(Component data from apps and pages)
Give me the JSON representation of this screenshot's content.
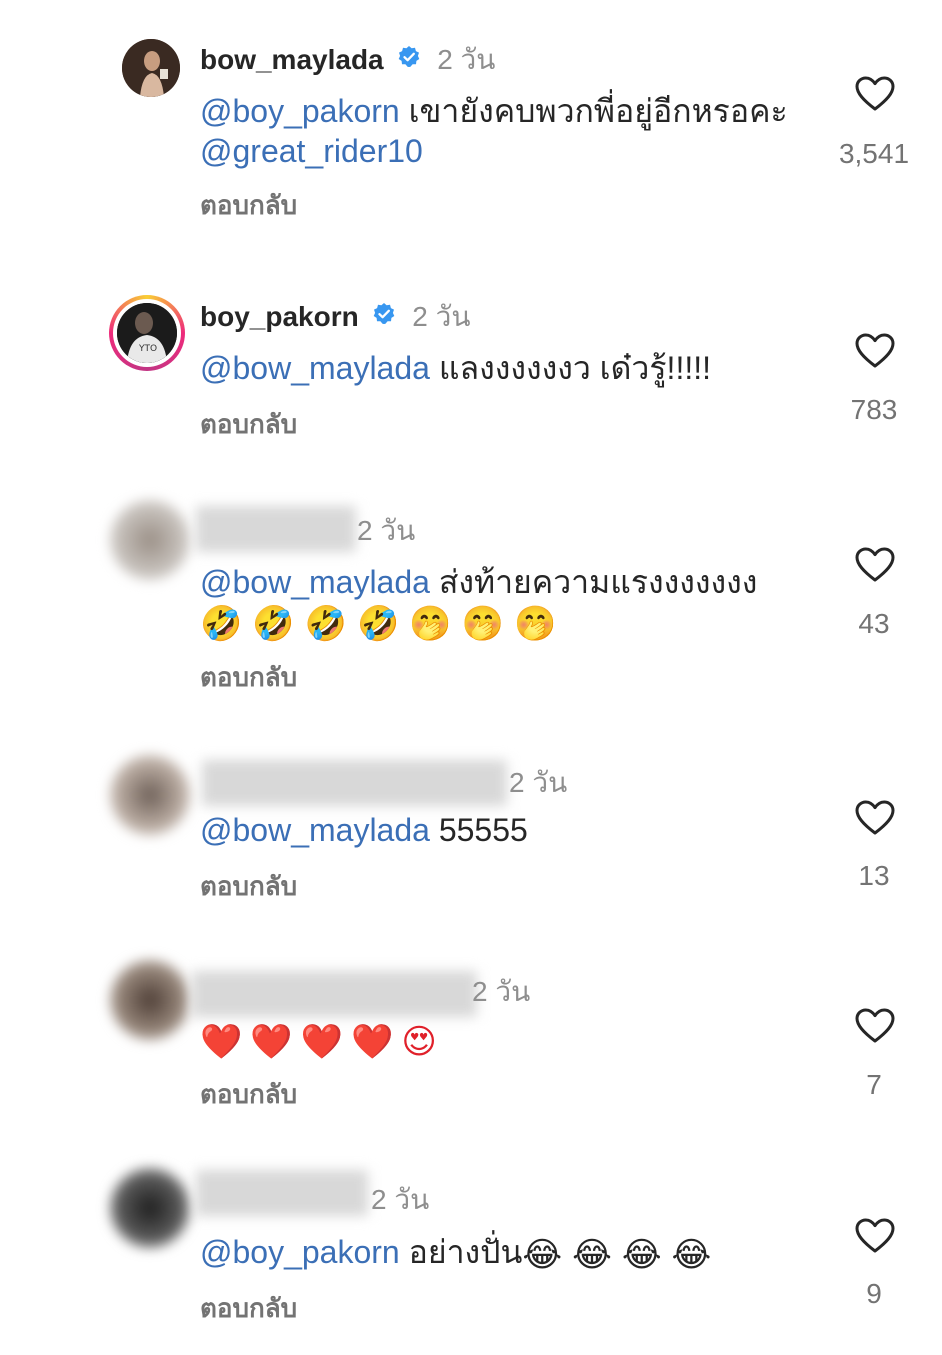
{
  "comments": [
    {
      "username": "bow_maylada",
      "verified": true,
      "time": "2 วัน",
      "mention": "@boy_pakorn",
      "text": " เขายังคบพวกพี่อยู่อีกหรอคะ",
      "line2_mention": "@great_rider10",
      "reply": "ตอบกลับ",
      "likes": "3,541"
    },
    {
      "username": "boy_pakorn",
      "verified": true,
      "time": "2 วัน",
      "mention": "@bow_maylada",
      "text": " แลงงงงงงว เด๋วรู้!!!!!",
      "reply": "ตอบกลับ",
      "likes": "783"
    },
    {
      "username_hidden": true,
      "time": "2 วัน",
      "mention": "@bow_maylada",
      "text": " ส่งท้ายความแรงงงงงงง",
      "emoji_line": "🤣🤣🤣🤣🤭🤭🤭",
      "reply": "ตอบกลับ",
      "likes": "43"
    },
    {
      "username_hidden": true,
      "time": "2 วัน",
      "mention": "@bow_maylada",
      "text": " 55555",
      "reply": "ตอบกลับ",
      "likes": "13"
    },
    {
      "username_hidden": true,
      "time": "2 วัน",
      "emoji_line": "❤️❤️❤️❤️😍",
      "reply": "ตอบกลับ",
      "likes": "7"
    },
    {
      "username_hidden": true,
      "time": "2 วัน",
      "mention": "@boy_pakorn",
      "text": " อย่างปั่น",
      "emoji_inline": "😂😂😂😂",
      "reply": "ตอบกลับ",
      "likes": "9"
    }
  ],
  "icons": {
    "like": "heart-outline-icon",
    "verified": "verified-badge-icon"
  },
  "colors": {
    "mention": "#3b6fb6",
    "muted": "#737373",
    "verified": "#3897f0"
  }
}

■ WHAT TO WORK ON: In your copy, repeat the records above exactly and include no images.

■ RESPONSE:
Give me the JSON representation of this screenshot's content.
{
  "comments": [
    {
      "username": "bow_maylada",
      "verified": true,
      "time": "2 วัน",
      "mention": "@boy_pakorn",
      "text": " เขายังคบพวกพี่อยู่อีกหรอคะ",
      "line2_mention": "@great_rider10",
      "reply": "ตอบกลับ",
      "likes": "3,541"
    },
    {
      "username": "boy_pakorn",
      "verified": true,
      "time": "2 วัน",
      "mention": "@bow_maylada",
      "text": " แลงงงงงงว เด๋วรู้!!!!!",
      "reply": "ตอบกลับ",
      "likes": "783"
    },
    {
      "username_hidden": true,
      "time": "2 วัน",
      "mention": "@bow_maylada",
      "text": " ส่งท้ายความแรงงงงงงง",
      "emoji_line": "🤣🤣🤣🤣🤭🤭🤭",
      "reply": "ตอบกลับ",
      "likes": "43"
    },
    {
      "username_hidden": true,
      "time": "2 วัน",
      "mention": "@bow_maylada",
      "text": " 55555",
      "reply": "ตอบกลับ",
      "likes": "13"
    },
    {
      "username_hidden": true,
      "time": "2 วัน",
      "emoji_line": "❤️❤️❤️❤️😍",
      "reply": "ตอบกลับ",
      "likes": "7"
    },
    {
      "username_hidden": true,
      "time": "2 วัน",
      "mention": "@boy_pakorn",
      "text": " อย่างปั่น",
      "emoji_inline": "😂😂😂😂",
      "reply": "ตอบกลับ",
      "likes": "9"
    }
  ],
  "icons": {
    "like": "heart-outline-icon",
    "verified": "verified-badge-icon"
  },
  "colors": {
    "mention": "#3b6fb6",
    "muted": "#737373",
    "verified": "#3897f0"
  }
}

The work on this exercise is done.